We play a variety of roles in our lives – boss, employee, friend, acquaintance, parent, child, partner — just to name a few. As we launch into 2017, many are trying to establish personal resolutions to improve ourselves in some or all of the roles we play. But there’s another role that each and every one of us plays that I’d like you to keep in mind as you set your 2017 goals — your role as a “Consumer.”
The School of Human Ecology, like other schools of human ecology in the U.S., has for most of its history had a focus, and major courses of study, in “Consumer Science”. This field explores various aspects of individual, family, and household decision-making and well-being. Our SoHE Centers focus on a broad variety of issues that pertain to individual, family, and community thriving. It’s important to reflect specifically on the way that “consumption” pertains to these issues, and put a spotlight on the work that is being done within our School and Centers in specific areas of Consumer Science.
Consumer Science connects with and complements the other focus areas and majors housed at SoHE. If we are to study ourselves and the broader human environment, we must also examine our behavior as consumers. On a micro level, it’s the clothes we buy, the food we eat. On a macro level, consumer behavior can remake the physical environment and impact vast economies.
This theme is particularly intriguing at this moment in time because of the increased awareness consumers have about the power of their purchases. Choosing to shop at a particular retailer or restaurant is now part of the larger discussion of our society and the direction it is headed in. At SoHE, and in our Centers of Excellence, our consumption is one of the many themes we investigate and innovate related to our human ecology.
Our Kohl’s Center for Retailing was created to promote retailing as a career and to create meaningful connections between students, industry, faculty, and staff who have a passion for the retail industry. National Retail Leaders collaborate with SoHE’s faculty and students to explore ways to continually innovate the retail experience, largely driven by consumer behavior and preferences.
Christine Whelan’s work and the MORE (Money, Relationships and Equality) Initiative focus on how we can use our purchasing decisions to maximize happiness. This includes researching the impact on personal well-being that comes from buying locally, donating time or money, and saving. Dr. Whelan’s work sheds light on the fact that gratification and a sense of happiness are connected to our consumption, and there are more holistic and mission-based implications to our purchases and expenditures than often assumed. Her work demands that we ask of ourselves: what is our purpose, what brings us satisfaction, and how shall we consume accordingly?
The Center for Financial Security (“CFS”) has been the national leader in conducting research and outreach on household financial security, investigating ways that families achieve financial security, and sharing empirically supported information to community groups and agencies trying to help families meet their goals. CFS investigations explore the effectiveness and impact of a variety of consumer financial products, as well as individuals’ and families’ agency in spending their earnings as needed and in their discretion.

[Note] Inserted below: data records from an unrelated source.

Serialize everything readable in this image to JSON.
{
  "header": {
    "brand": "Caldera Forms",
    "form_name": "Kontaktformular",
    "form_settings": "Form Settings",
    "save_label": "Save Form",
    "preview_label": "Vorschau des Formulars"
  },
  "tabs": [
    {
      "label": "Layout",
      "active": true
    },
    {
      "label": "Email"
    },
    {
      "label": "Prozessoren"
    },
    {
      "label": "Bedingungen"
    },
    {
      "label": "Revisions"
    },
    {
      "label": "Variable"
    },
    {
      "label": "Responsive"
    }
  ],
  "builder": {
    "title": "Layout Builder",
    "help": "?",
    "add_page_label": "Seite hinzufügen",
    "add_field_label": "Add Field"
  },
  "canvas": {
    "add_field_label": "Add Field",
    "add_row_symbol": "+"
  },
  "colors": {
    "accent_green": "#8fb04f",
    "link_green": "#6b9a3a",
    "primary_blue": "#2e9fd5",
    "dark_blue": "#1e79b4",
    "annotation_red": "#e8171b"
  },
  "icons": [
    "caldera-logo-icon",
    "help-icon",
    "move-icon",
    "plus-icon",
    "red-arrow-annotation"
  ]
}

This critical CFS work has broad implications for protecting the consumer power of all individuals and families in our society, as well as understanding what motivates individuals and families in their consumption.
Various collaborators in our Center for Community and Nonprofit Studies explore the way that a consumer society and systems impact daily life of entire communities and countries, and are deeply connected to workers’ experiences and human agency. Examining worker-led initiatives within certain industries, cooperative structures, community-based food systems, workers’ rights and grassroots entrepreneurship in “new economy” systems – all of these explorations help illustrate the codependency of the way products are sourced and made, employment experiences, and the impact on society of the end product. This work forces us to consider the entire cycle of consumption and its impact on our environment as well as the way that systematic production drives our consumption as humans. It also provides inspiration on the way that grassroots changes about the way that we consume our food or other products, make choices about our sources for consumable items, or leverage our agency as worker participants in various systems of productions can create significant shifts.
Entrepreneurship, opportunity for historically marginalized groups, and culturally competent services and products are also impacted by consumer habits and in turn, can help to forge better communities for all. This is work of Consumer Science but also resonates across our other focus areas of study.
Being a consumer is one of the most impactful roles we play on a day-to-day basis but is a role that often goes under-examined. Thanks to faculty and students throughout SoHE’s Centers of Excellence, we will continue to gain a greater understanding of our role as consumers and how we can use our power as consumers to improve ourselves, our families, our communities, and our world.